Posted: 18.02.21 at 15:30 by Sam Petherick
The council in Teddington says it wants to “avoid adding additional strain on individuals’ finances after the toughest year in a decade” and announced its lowest Council Tax increase for five years.
But an additional 3% in the precept for Adult Social Care and a rise of nearly 10% in the amount charged by the Mayor of London means bills will increase.
This means that the total band D bill for Teddington residents will increase to £1,958.66 in 2021/22.
Richmond Council’s element of Council Tax will rise by just 0.6% under the proposals which will be discussed at its Finance, Resource and Performance Committee meeting tonight (Thursday,
The local authority said: “As the world enters the second year of the Co
vid-19 pandemic, many Richmond residents are experiencing hardship, with more than 9,000 receiving Council Tax reductions.

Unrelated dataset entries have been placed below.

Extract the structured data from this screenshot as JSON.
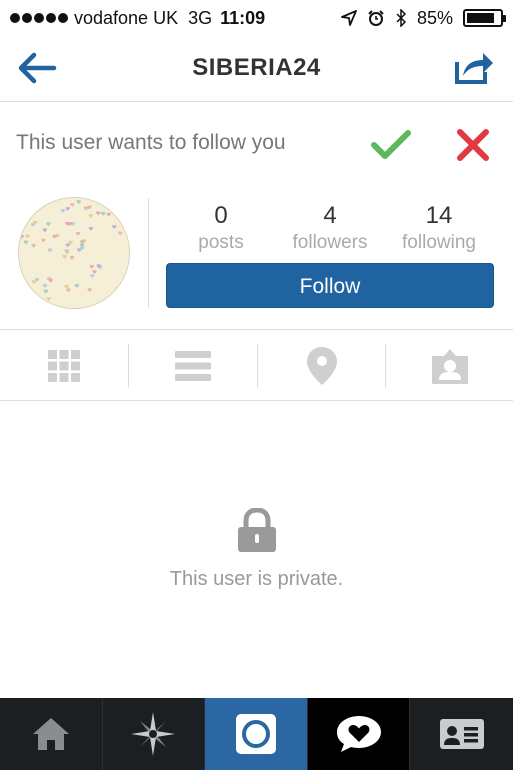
{
  "status_bar": {
    "carrier": "vodafone UK",
    "network": "3G",
    "time": "11:09",
    "battery_percent": "85%",
    "battery_level": 0.85,
    "icons": [
      "signal-dots-icon",
      "location-arrow-icon",
      "alarm-clock-icon",
      "bluetooth-icon",
      "battery-icon"
    ]
  },
  "nav": {
    "title": "SIBERIA24",
    "back_icon": "back-arrow-icon",
    "share_icon": "share-icon"
  },
  "follow_request": {
    "text": "This user wants to follow you",
    "approve_icon": "checkmark-icon",
    "deny_icon": "x-icon"
  },
  "profile": {
    "stats": [
      {
        "value": "0",
        "label": "posts"
      },
      {
        "value": "4",
        "label": "followers"
      },
      {
        "value": "14",
        "label": "following"
      }
    ],
    "follow_label": "Follow"
  },
  "view_tabs": [
    "grid-icon",
    "list-icon",
    "location-pin-icon",
    "tagged-person-icon"
  ],
  "private": {
    "text": "This user is private."
  },
  "tab_bar": [
    "home-icon",
    "explore-star-icon",
    "camera-icon",
    "news-heart-bubble-icon",
    "profile-card-icon"
  ],
  "colors": {
    "accent_blue": "#1f64a0",
    "approve_green": "#5cb85c",
    "deny_red": "#e0393e",
    "tab_bar_bg": "#1c1f21"
  }
}
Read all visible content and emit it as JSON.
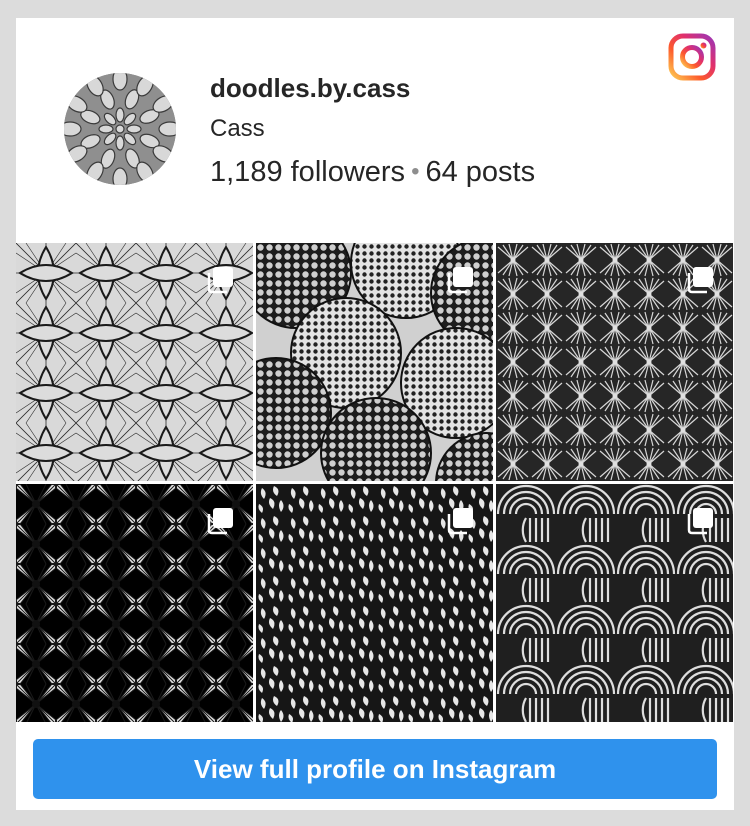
{
  "profile": {
    "username": "doodles.by.cass",
    "full_name": "Cass",
    "followers": "1,189 followers",
    "separator": "•",
    "posts": "64 posts"
  },
  "icons": {
    "platform_logo": "instagram-icon",
    "post_badge": "multiple-images-icon"
  },
  "posts": [
    {
      "pattern": "curved lattice with petal shapes",
      "multiple": true
    },
    {
      "pattern": "overlapping circles filled with dots",
      "multiple": true
    },
    {
      "pattern": "repeating fan rays",
      "multiple": true
    },
    {
      "pattern": "grid of starbursts",
      "multiple": true
    },
    {
      "pattern": "scattered teardrop petals",
      "multiple": true
    },
    {
      "pattern": "concentric half circles",
      "multiple": true
    }
  ],
  "cta": {
    "label": "View full profile on Instagram"
  },
  "colors": {
    "background": "#dcdcdc",
    "card": "#ffffff",
    "button": "#2f92ed",
    "text": "#262626",
    "muted": "#8e8e8e"
  }
}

“Helping residents when they need it the most is behind the decision not to raise Council Tax by the full 1.99% allowed by government, as well as freezing all fees and charges and providing up to an additional £150 reduction for those receiving Council Tax relief.
“The council is able to give residents this respite, while still supporting the borough’s core services and assisting the most vulnerable coming out of the pandemic. The 2021/22 budget will ensure the health and economic impacts of the pandemic are mitigated as far as possible.
“The council has agreed a further 3% increase in the precept for Adult Social Care, as allowed under government funding plans. Services to support an ageing and vulnerable population are critical, now more than ever. The number of residents relying on care services is increasing as the pandemic continues to impact the mental and physical health and wellbeing of more and more people.
“Investment will also be made in children’s social care services, allowing for a number of areas of growth in demand and costs, such as children’s safeguarding, with an increasing number of children and young people in the borough requiring support.
“The council has also allocated budget to promote a strong local recovery and to continue to deliver key priorities including tackling the climate emergency and the provision of affordable housing.”
•investment in the planning service
•supporting the local economy and independent businesses
•delivery of the Climate Emergency Action Plan
•contributions to enable Affordable Housing provision
•investment to maintain roads, buildings and infrastructure
•an allocation to allow response to changing needs in the next year due to the pandemic
The underfunding in the area of Special Educational Needs and Disability (SEND) support continues to be substantial.
Richmond Council is having to provide against the shortfall to protect these vital services and meet growing costs of provision.
There is a projected £18million funding gap by the end of the year. This threat to the council’s finances is currently being discussed with the Department for Education.
The precept charged by the London Mayor is increasing by 9.51%.
Mayor Sadiq Khan said: "I fully recognise that in many households, finances are more stretched
than ever before because of the pandemic and this decision is not taken lightly. Council tax is a regressive tax but the government have left us with little other option.
“The transport secretary told me that he expected council tax would have to go up in London and the home secretary assumed a huge increase rather than funding the police properly.
“I promise all Londoners that every penny of this will be put to good and efficient use keeping our public transport system running and keeping Londoners safe.”
Councillor Robin Brown is Richmond Council’s lead member for finance.
He said: “We have spent the last few years carefully managing the council’s finances to ensure will can deliver a fair finance deal for everyone.
“I am delighted that this hard work has put us in a position to give residents some relief as we head into a second tough year.
“There are still challenges that we have to overcome, such as the significant loss to our income from our parking and leisure services and the increase in levels of waste and recycling we collect as residents continue to spend more time at home.
“But we will make sure that we deliver the excellent services our residents expect including those that keep our most vulnerable residents safe, and continue to progress the council’s key priorities such as the climate emergency strategy and the provision of affordable housing.
“Of course, we do still need the government to meet its obligations, especially regarding SEND funding and the Covid-19 recovery.
“Local councils are also waiting for clarity around business rate relief for the next financial year – we need the government to give more certainty so that the council and local businesses can make plans and ensure a strong recovery.
“One of the positives that has come out of this past year is the extraordinary displays of community spirit and resilience we have seen.
“Our voluntary sector have worked extremely hard alongside the council to provide support to our most vulnerable residents during the pandemic.
“They of course need continued support and funding. If you are in a position to contribute a bit more this year you can contribute to the Richmond Voluntary Fund, which is supporting local children’s mental health charities.”
Council Tax for a band D property in Teddington in 2021/22 is set to rise by £55.43.
The Mayor of London’s precept on a Band D property will rise by £31.59 to £363.66.
Council Tax will rise by the same amount across all house bands (A-H).
If you need to apply for an exemption or speak with someone at the council, visit the council’s website here.